I would appreciate obtaining an opinion from you with reference to the following fact situation:
I have been retained by Mr. “X” to prosecute a claim for damages arising out of personal injuries. In the cause of my interview with Mr. “X”, I learned that he is presently a recipient of Welfare from the Department of Welfare of the City of New York.
This matter has now been pending for a period of approximately one year and to date I have not received any lien, correspondence or communication of any kind from the Department of Welfare. There is a possibility of settling this case in the near future.
Question: (1) Am I under an obligation to notify the Department of Welfare of this pending action? (2) If the answer to the first question is “yes”, is not the disclosure of information obtained during the investigation and interview with the client a violation of the confidential nature of the client-attorney relationship?
We assume that the attorney knows, or has reason to know, that Mr. “X” has violated a statutory obligation to notify the Department of Welfare that he has a claim for personal injuries which he is prosecuting through an attorney.
The Department of Welfare of the City of New York has a lien on the claim of Mr. “X”.
“If a recipient of public assistance and care shall have a right of action, suit, claim, counterclaim or demand against another on account of any personal injuries suffered by such recipient, then the public welfare official for the public welfare district providing such assistance and care shall have a lien for such amount as may be fixed by the public welfare official not exceeding, however, the total amount of such assistance and care furnished by such public welfare official on and after the date when such injuries were incurred.” (See Social Services Law Section 104-a, subdivision 1)
The concealment by Mr. “X” of his right of action from the welfare authorities is a misdemeanor and the law provides that the welfare officials shall notify the appropriate district attorney of the facts and evidence.
“Any person who by means of a false statement or representation, or by deliberate concealment of any material fact, or by impersonation or other fraudulent device, obtains or attempts to obtain, or aids or abets any person to obtain public assistance or care to which he is not entitled, or does any willful act designed to interfere with the proper administration of public assistance and care, shall be guilty of a misdemeanor, unless such act constitutes a violation of a provision of the penal law of the state of New York in which case he shall be punished in accordance with the penalties fixed by such law.

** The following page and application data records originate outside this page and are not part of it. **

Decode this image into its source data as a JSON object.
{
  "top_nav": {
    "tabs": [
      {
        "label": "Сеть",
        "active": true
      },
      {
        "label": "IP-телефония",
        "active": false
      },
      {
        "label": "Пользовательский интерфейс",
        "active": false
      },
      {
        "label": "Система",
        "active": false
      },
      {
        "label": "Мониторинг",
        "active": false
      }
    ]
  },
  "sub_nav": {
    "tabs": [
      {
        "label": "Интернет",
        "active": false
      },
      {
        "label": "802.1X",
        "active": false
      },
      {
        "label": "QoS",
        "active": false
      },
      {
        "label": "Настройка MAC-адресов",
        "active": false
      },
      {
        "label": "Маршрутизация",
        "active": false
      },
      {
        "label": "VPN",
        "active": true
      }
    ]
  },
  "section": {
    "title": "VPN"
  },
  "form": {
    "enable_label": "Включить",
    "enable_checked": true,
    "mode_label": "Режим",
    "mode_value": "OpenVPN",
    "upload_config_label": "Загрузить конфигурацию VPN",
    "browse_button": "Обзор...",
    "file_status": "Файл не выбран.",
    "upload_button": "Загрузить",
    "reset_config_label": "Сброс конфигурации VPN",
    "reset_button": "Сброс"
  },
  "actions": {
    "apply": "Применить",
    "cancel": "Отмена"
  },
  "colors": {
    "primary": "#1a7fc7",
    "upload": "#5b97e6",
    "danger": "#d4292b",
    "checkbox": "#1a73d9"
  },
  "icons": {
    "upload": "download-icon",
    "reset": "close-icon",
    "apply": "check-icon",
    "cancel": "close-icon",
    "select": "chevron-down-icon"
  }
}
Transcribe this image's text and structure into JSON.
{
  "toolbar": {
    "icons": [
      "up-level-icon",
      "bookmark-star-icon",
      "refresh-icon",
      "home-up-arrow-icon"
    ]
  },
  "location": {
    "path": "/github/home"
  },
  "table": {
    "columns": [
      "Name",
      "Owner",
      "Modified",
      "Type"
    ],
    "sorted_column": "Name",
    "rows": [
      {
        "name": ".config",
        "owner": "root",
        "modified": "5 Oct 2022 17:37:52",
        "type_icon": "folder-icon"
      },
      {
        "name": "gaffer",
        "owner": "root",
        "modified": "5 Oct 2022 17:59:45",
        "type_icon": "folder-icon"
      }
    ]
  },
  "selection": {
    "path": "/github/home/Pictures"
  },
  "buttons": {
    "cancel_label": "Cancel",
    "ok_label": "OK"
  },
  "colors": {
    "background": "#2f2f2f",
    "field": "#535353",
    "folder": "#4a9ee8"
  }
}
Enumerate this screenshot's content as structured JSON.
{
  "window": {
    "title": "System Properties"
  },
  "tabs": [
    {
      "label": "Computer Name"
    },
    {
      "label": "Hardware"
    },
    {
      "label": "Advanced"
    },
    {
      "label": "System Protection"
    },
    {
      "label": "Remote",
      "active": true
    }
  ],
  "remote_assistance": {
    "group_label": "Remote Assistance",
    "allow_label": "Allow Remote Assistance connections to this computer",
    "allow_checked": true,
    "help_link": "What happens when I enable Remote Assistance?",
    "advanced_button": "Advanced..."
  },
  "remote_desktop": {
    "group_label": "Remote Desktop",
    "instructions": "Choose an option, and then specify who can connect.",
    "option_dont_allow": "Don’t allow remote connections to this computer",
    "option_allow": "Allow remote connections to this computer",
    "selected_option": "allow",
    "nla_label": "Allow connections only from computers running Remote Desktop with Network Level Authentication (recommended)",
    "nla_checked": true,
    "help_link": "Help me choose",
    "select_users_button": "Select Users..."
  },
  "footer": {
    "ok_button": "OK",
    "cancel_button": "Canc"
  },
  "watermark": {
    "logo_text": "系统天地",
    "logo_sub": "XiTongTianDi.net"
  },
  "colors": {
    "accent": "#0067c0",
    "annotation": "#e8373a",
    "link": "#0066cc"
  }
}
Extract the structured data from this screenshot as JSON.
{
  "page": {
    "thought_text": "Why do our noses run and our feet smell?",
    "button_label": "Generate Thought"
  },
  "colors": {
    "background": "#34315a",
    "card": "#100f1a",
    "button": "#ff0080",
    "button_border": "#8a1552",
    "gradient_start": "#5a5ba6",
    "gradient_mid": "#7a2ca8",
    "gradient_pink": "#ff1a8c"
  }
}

Failure on the part of a person receiving public assistance or care to notify the public welfare official granting such assistance or care of the receipt of money or property or income from employment or any other source whatsoever, shall upon the cashing of a public assistance check by or on behalf of such person after the receipt of such money, or property, or income, constitute presumptive evidence of deliberate concealment of a material fact. Whenever a public welfare official has reason to believe that any person has violated any provision of this section, he shall refer the facts and evidence available to him to the appropriate district attorney or other prosecuting official.” (See Social Services Law Section 145).
Canon 16 states:
“A lawyer should use his best efforts to restrain and to prevent his clients from doing those things which the lawyer himself ought not to do, particularly with reference to their conduct towards Courts, judicial officers, jurors, witnesses and suitors. If a client persists in such wrongdoing and the lawyer should terminate their relation.”
Canon 37 states:
“It is the duty of a lawyer to preserve his client’s confidences. This duty outlasts the lawyer’s employment, and extends as well to his employees; and neither of them should accept employment which involves or may involve the disclosure or use of these confidences, either for the private advantage of the lawyer or his employees or to the disadvantage of the client, without his knowledge and consent, and even though there are other available sources of such information. A lawyer should not continue employment when he discovers that this obligation prevents the performance of the full duty of his former or his new client.
“If a lawyer is accused by his client, he is not precluded from disclosing the truth in respect to the accusation. The announced intention of a client to commit a crime is not included within the confidences which he is bound to respect. He may properly make such disclosures as may be necessary to prevent the act or protect those against whom it is threatened.”
The Committee answers the questions as follows:
The attorney should advise his client of the legal obligation imposed by the Social Services Law to notify the Department of Welfare of the right of action which now exists. Should the client refuse to do so, the attorney should terminate the relationship. Under the Canons, the facts as presented in the question do not impose an obligation upon the attorney to notify the Department of Welfare of the pending action.
The Committee expresses no view on the question of law whether the attorney has such an obligation by virtue of the quoted provision of the Social Services Law or any other Statute.
Dated: February 1968.